§ Problem
Look for the string "plus" in the listing. Copy each line that has it.
· · · ·
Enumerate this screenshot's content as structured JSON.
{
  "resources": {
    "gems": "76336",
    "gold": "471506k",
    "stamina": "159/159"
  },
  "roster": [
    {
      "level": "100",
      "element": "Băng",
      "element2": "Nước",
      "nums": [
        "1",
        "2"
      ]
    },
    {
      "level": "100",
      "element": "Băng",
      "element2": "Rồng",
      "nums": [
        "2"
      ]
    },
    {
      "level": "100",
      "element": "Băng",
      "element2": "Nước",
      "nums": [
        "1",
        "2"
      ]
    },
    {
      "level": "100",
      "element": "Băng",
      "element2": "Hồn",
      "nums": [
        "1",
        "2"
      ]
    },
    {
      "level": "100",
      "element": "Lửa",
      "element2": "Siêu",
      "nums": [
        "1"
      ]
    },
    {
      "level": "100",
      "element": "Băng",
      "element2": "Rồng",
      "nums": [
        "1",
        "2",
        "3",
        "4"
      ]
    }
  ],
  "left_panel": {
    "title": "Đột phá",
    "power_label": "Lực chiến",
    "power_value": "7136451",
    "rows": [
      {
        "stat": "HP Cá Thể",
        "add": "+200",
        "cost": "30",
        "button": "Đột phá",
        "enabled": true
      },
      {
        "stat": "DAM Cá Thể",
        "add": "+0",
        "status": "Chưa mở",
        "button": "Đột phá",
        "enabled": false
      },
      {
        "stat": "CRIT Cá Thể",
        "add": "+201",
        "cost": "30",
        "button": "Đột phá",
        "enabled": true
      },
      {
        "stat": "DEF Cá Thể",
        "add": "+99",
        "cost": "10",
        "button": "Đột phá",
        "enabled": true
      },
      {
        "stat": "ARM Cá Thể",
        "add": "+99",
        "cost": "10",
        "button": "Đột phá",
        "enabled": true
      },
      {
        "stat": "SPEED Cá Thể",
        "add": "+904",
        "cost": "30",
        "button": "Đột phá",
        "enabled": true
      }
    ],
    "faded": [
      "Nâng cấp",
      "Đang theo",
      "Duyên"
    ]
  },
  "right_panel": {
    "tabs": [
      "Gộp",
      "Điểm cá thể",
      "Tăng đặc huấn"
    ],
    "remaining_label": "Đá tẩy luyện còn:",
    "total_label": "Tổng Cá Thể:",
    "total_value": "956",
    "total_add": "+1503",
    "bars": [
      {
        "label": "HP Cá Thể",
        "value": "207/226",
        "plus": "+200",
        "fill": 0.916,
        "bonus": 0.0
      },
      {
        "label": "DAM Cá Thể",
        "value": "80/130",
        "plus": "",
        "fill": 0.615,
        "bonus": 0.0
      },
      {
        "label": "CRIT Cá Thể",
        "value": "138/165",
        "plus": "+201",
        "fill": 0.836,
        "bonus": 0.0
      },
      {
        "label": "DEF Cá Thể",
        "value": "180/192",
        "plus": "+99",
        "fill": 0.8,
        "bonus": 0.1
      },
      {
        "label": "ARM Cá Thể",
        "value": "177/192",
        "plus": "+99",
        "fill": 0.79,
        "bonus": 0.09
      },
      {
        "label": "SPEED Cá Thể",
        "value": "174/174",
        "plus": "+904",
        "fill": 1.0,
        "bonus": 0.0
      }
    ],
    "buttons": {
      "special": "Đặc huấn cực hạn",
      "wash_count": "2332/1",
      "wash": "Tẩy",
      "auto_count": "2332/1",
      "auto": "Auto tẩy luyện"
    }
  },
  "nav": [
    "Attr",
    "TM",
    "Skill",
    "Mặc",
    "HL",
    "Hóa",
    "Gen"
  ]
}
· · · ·
§ Output for this task
        "plus": "+200",
        "plus": "",
        "plus": "+201",
        "plus": "+99",
        "plus": "+99",
        "plus": "+904",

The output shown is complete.